Below are the records. Gather each line that holds "icon".

===== Records shown =====

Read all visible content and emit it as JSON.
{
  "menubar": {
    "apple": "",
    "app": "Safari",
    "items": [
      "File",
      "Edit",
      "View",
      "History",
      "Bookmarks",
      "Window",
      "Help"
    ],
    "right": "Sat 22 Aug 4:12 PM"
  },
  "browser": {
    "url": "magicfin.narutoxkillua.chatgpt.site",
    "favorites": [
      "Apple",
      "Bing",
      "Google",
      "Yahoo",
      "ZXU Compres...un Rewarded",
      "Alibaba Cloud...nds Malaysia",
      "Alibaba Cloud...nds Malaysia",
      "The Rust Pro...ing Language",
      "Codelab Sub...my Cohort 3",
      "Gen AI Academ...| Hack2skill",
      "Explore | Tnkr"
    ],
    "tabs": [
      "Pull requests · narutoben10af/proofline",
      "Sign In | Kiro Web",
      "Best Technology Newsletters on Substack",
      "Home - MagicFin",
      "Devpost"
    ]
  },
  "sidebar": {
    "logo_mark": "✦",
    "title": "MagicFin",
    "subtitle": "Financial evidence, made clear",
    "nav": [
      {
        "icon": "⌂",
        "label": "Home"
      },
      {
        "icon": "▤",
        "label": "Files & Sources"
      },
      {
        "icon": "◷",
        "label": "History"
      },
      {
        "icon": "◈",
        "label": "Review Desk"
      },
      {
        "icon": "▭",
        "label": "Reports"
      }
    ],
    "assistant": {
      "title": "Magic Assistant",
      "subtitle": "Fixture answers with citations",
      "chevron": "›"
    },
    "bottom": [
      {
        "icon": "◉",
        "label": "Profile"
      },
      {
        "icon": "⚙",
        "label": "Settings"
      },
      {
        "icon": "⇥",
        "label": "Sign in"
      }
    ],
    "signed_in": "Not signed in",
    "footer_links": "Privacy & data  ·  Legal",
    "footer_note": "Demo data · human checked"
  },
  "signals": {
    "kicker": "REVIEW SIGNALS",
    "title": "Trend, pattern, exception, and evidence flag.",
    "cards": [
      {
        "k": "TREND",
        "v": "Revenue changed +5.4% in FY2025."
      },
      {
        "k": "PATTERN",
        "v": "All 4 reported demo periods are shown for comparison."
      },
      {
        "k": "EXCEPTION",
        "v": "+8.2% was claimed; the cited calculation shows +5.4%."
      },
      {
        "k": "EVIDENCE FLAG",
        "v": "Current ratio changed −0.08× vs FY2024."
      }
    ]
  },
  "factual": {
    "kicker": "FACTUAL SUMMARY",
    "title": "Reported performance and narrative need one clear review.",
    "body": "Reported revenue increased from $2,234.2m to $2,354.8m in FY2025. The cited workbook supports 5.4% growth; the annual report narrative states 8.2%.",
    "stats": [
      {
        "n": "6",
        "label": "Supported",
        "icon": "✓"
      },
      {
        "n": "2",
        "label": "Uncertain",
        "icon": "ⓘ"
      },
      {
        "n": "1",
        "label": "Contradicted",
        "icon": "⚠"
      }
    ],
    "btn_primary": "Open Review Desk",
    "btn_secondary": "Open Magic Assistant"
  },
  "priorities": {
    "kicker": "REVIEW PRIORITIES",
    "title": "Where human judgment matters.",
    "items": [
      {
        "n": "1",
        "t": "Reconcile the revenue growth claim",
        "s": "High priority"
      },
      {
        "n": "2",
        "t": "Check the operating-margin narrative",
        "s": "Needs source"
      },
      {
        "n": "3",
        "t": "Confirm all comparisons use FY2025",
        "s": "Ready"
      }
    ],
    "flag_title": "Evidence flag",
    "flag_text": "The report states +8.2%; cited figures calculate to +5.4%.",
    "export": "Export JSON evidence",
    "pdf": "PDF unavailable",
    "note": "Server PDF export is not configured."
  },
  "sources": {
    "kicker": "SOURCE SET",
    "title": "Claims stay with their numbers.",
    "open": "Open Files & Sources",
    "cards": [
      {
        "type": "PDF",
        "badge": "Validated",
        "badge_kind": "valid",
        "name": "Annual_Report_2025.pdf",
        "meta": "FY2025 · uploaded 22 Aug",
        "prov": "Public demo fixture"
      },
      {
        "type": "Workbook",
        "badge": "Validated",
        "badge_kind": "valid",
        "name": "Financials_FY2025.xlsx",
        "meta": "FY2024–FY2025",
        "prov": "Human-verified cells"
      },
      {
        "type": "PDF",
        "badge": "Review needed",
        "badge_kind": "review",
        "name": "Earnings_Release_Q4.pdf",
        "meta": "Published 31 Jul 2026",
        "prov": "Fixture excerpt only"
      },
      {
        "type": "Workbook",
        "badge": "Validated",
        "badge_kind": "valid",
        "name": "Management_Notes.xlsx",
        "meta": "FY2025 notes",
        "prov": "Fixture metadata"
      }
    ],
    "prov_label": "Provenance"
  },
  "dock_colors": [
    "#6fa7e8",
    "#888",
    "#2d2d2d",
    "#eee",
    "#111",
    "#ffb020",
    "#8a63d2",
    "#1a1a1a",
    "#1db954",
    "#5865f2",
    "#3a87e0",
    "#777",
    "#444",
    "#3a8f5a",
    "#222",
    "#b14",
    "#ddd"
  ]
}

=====

Reply to the exercise |
        "icon": "⌂",
        "icon": "▤",
        "icon": "◷",
        "icon": "◈",
        "icon": "▭",
        "icon": "◉",
        "icon": "⚙",
        "icon": "⇥",
        "icon": "✓"
        "icon": "ⓘ"
        "icon": "⚠"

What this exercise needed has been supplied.